*** Record extracts Section Begins ***
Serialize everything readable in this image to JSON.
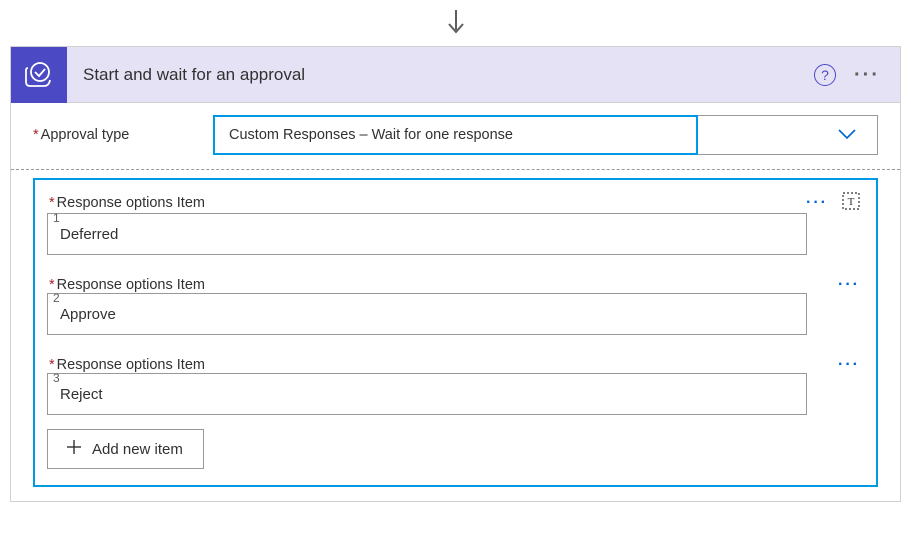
{
  "connector": {
    "direction": "down"
  },
  "card": {
    "title": "Start and wait for an approval",
    "help_tooltip": "?",
    "type_row": {
      "label": "Approval type",
      "value": "Custom Responses – Wait for one response"
    },
    "options": {
      "label_prefix": "Response options Item",
      "items": [
        {
          "index": "1",
          "value": "Deferred",
          "show_toggle": true
        },
        {
          "index": "2",
          "value": "Approve",
          "show_toggle": false
        },
        {
          "index": "3",
          "value": "Reject",
          "show_toggle": false
        }
      ],
      "add_label": "Add new item"
    }
  }
}
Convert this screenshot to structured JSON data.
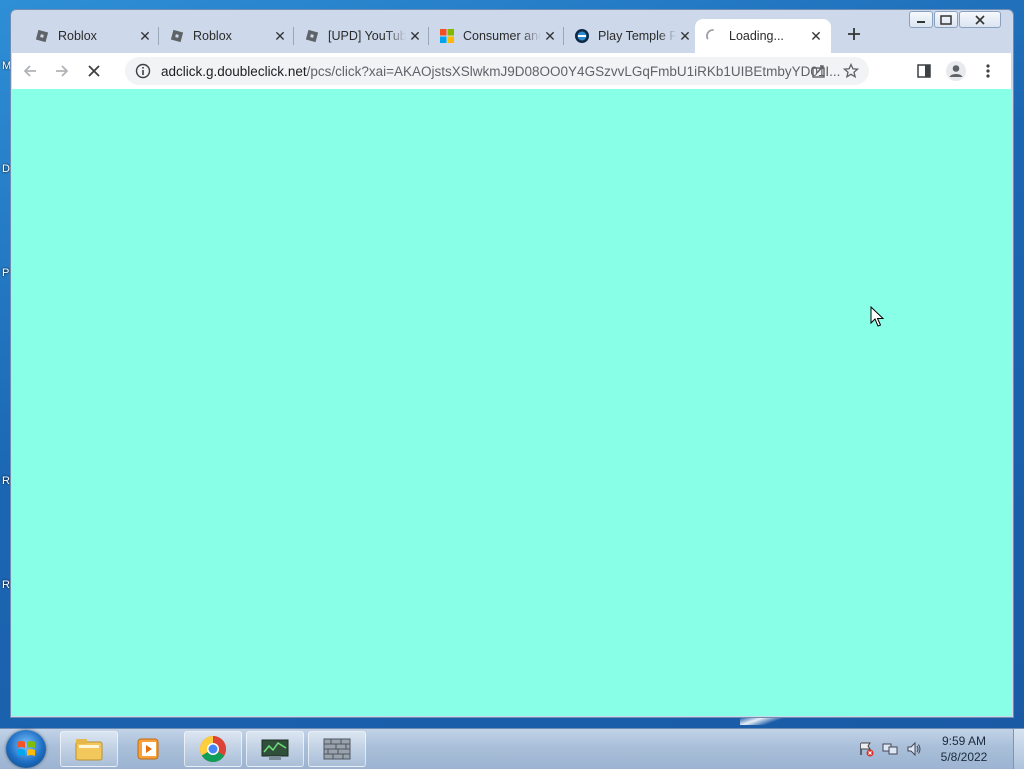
{
  "browser": {
    "tabs": [
      {
        "title": "Roblox",
        "favicon": "roblox-icon",
        "active": false
      },
      {
        "title": "Roblox",
        "favicon": "roblox-icon",
        "active": false
      },
      {
        "title": "[UPD] YouTube",
        "favicon": "roblox-icon",
        "active": false
      },
      {
        "title": "Consumer and",
        "favicon": "microsoft-icon",
        "active": false
      },
      {
        "title": "Play Temple Run",
        "favicon": "temple-icon",
        "active": false
      },
      {
        "title": "Loading...",
        "favicon": "spinner-icon",
        "active": true
      }
    ],
    "url_host": "adclick.g.doubleclick.net",
    "url_path": "/pcs/click?xai=AKAOjstsXSlwkmJ9D08OO0Y4GSzvvLGqFmbU1iRKb1UIBEtmbyYD01I...",
    "page_background": "#88ffe7"
  },
  "desktop": {
    "edge_letters": [
      "M",
      "D",
      "P",
      "R",
      "R"
    ]
  },
  "taskbar": {
    "time": "9:59 AM",
    "date": "5/8/2022"
  }
}
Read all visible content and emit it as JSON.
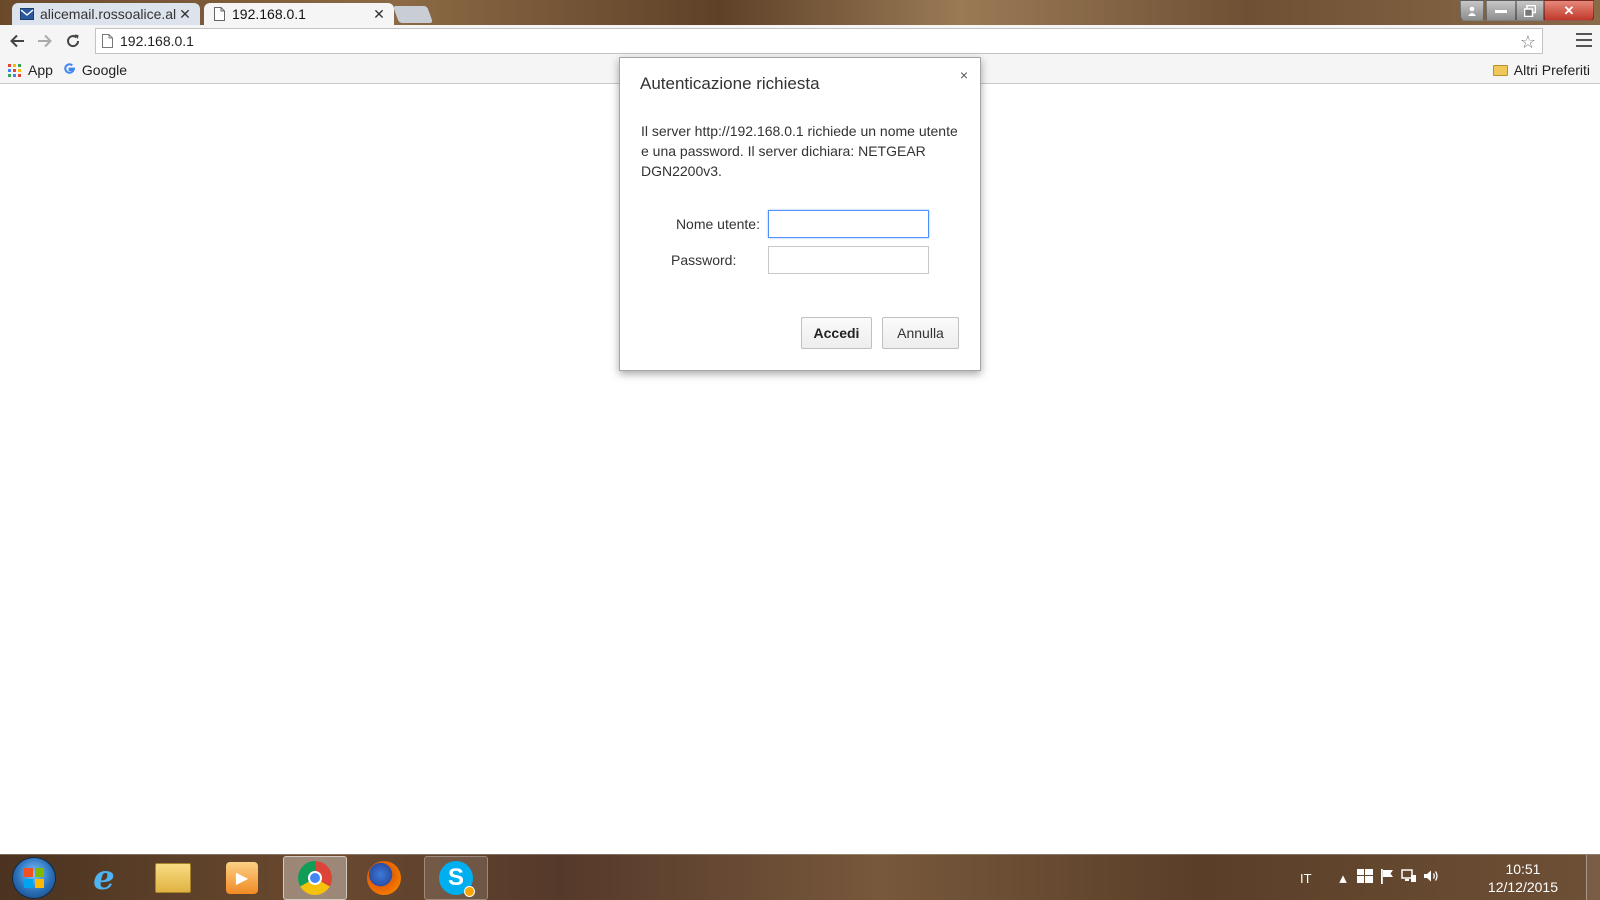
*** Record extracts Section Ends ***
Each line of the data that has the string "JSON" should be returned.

Result below ::
Serialize everything readable in this image to JSON.
Convert this screenshot to structured JSON data.
Read all visible content and emit it as JSON.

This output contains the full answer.